What to work on »
Your task is to find every line of the listing that includes "大连交警" and copy it.

+++ Provided records +++

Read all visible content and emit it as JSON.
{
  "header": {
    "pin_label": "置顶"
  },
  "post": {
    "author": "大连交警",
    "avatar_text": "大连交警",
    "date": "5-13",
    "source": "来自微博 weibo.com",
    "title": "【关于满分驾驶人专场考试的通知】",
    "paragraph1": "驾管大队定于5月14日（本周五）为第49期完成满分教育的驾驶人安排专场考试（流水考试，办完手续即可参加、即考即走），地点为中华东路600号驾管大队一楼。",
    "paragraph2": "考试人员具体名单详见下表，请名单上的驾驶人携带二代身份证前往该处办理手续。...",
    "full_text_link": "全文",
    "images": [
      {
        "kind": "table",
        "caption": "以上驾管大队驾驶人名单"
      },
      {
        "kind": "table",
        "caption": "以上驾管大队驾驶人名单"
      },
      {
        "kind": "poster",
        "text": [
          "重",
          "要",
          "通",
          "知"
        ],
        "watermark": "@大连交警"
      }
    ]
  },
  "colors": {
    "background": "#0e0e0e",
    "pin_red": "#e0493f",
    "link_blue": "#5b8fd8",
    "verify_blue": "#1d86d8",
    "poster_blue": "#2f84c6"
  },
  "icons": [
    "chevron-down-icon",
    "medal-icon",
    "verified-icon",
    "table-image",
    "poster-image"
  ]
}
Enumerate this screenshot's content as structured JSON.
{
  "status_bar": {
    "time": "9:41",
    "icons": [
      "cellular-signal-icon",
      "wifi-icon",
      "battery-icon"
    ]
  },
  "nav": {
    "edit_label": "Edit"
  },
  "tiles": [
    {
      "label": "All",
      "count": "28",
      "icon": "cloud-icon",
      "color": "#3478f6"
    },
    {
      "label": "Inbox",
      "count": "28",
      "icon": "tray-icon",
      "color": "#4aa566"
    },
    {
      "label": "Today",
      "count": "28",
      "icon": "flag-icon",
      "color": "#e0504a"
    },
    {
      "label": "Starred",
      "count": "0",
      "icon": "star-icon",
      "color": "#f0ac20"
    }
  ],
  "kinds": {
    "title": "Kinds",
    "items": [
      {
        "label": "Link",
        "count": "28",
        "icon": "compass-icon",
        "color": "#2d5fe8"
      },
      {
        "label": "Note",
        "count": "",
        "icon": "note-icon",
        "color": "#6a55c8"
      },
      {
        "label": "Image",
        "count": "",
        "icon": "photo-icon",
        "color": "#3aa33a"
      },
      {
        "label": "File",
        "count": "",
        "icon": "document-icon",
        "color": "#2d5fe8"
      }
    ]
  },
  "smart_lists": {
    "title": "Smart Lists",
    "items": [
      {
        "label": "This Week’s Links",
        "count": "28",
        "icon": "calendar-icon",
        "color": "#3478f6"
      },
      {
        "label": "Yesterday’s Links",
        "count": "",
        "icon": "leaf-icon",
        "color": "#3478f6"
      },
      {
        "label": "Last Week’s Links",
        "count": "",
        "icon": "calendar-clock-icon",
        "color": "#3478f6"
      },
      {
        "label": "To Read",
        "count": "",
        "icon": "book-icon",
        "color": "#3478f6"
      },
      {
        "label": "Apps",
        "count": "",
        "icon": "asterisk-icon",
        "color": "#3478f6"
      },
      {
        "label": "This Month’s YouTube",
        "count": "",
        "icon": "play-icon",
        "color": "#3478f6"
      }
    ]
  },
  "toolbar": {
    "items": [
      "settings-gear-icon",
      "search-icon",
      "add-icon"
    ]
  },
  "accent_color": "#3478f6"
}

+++

Result of the task »
    "author": "大连交警",
    "avatar_text": "大连交警",
        "watermark": "@大连交警"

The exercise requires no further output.